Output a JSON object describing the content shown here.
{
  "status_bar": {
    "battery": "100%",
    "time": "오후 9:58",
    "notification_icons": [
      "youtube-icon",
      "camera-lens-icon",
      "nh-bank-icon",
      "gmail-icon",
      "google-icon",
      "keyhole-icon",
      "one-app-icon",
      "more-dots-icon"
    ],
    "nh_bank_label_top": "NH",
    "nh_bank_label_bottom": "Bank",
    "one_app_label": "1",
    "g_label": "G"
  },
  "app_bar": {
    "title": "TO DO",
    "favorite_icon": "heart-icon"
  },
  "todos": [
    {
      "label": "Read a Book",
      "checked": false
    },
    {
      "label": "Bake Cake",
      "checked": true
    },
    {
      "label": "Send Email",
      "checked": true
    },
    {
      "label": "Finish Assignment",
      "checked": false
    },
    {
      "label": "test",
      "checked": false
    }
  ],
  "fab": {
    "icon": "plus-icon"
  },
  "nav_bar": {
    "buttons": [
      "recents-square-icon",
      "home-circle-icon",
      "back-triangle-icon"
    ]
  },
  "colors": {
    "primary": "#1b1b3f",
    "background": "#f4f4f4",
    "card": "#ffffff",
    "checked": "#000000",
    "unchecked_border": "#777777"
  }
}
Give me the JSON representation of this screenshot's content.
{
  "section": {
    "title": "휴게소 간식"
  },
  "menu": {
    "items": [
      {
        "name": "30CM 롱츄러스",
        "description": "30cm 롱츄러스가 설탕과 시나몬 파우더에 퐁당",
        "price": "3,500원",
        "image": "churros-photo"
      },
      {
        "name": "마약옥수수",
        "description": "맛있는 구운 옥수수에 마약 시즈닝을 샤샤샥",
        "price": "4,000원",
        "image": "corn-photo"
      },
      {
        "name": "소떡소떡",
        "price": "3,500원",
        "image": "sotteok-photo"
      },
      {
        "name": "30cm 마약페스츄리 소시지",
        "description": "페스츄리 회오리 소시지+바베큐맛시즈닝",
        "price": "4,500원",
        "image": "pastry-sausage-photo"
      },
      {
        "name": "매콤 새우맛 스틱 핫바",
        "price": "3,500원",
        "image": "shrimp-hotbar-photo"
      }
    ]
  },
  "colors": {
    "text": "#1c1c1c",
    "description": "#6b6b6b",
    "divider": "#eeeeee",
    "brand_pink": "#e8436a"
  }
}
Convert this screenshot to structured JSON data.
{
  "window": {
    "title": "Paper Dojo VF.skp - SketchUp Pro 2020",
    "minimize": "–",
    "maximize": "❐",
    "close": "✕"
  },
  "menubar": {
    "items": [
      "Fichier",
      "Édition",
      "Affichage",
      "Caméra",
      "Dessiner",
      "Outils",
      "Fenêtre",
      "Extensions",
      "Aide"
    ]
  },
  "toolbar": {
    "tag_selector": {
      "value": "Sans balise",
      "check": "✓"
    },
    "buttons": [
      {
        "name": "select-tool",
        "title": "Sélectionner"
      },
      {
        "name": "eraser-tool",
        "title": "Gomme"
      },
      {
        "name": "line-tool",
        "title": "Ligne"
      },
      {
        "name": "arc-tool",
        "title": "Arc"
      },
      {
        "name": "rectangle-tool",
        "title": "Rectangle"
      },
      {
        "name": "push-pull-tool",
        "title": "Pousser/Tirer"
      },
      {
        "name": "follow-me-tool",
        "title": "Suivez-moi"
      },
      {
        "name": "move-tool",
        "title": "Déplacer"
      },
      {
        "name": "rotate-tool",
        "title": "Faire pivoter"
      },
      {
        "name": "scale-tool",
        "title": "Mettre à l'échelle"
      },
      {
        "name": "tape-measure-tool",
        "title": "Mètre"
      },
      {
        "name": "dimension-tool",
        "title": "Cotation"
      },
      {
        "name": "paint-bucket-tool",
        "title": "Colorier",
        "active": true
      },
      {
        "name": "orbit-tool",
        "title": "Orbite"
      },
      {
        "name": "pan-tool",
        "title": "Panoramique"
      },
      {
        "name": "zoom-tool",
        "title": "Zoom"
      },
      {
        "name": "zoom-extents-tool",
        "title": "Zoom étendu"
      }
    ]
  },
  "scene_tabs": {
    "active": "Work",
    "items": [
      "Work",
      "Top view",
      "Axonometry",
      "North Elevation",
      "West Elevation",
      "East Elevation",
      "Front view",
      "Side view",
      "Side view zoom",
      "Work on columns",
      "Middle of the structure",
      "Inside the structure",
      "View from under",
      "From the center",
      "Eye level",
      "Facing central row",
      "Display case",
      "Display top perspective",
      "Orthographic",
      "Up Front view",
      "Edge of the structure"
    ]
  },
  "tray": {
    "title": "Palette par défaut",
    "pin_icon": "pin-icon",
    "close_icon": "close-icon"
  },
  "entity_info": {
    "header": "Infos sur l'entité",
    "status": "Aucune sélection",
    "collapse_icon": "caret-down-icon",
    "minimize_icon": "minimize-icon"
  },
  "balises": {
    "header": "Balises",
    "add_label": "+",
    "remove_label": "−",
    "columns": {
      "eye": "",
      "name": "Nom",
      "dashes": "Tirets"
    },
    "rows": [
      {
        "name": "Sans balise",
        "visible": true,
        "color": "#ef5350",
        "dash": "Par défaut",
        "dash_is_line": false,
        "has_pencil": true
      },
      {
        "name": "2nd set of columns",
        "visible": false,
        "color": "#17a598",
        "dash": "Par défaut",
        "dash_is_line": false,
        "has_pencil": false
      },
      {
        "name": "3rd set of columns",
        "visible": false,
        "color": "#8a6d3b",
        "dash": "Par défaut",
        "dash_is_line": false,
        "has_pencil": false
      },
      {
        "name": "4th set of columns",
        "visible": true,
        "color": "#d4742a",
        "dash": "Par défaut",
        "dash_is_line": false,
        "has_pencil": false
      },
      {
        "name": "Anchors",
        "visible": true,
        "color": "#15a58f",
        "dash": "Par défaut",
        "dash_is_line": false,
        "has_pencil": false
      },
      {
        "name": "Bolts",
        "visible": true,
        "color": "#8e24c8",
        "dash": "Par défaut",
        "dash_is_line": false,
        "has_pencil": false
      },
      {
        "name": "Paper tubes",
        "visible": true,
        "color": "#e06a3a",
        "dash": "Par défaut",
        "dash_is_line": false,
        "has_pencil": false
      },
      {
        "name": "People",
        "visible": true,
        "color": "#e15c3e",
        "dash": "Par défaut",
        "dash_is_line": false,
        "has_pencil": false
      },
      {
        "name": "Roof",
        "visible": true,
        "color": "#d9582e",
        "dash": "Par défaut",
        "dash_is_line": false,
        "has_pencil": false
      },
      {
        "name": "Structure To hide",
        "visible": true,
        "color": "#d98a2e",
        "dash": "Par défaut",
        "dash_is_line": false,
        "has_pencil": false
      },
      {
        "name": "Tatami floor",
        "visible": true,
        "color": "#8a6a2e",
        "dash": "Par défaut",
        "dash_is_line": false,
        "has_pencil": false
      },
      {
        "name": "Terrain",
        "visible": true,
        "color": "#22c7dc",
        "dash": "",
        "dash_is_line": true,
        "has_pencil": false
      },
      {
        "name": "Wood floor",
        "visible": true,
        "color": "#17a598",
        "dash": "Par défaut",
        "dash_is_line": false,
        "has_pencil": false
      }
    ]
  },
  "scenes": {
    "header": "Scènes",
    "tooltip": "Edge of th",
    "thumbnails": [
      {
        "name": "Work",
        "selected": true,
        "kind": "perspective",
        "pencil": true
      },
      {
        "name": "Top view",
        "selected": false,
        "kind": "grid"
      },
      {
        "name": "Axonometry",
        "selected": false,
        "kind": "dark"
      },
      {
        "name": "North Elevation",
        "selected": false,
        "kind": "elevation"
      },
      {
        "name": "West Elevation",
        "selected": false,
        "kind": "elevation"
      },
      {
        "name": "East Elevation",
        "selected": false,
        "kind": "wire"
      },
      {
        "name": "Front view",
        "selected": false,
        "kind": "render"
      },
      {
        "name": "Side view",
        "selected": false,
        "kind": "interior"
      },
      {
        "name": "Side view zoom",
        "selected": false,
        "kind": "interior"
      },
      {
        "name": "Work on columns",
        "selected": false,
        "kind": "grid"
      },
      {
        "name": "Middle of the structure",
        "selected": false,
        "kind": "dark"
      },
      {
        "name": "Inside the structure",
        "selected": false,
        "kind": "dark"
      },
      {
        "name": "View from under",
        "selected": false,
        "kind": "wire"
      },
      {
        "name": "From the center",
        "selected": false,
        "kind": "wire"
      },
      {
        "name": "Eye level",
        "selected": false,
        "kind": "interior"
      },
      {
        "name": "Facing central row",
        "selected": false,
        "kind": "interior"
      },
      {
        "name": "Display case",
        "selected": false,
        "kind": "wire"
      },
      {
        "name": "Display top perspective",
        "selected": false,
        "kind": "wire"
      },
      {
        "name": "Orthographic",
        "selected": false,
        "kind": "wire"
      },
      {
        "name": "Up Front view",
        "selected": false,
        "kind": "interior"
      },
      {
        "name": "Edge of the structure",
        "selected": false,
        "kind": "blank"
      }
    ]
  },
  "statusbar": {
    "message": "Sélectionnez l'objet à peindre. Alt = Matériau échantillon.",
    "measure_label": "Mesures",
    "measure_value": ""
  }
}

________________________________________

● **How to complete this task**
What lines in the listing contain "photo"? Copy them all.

● **Result of the task**
        "image": "churros-photo"
        "image": "corn-photo"
        "image": "sotteok-photo"
        "image": "pastry-sausage-photo"
        "image": "shrimp-hotbar-photo"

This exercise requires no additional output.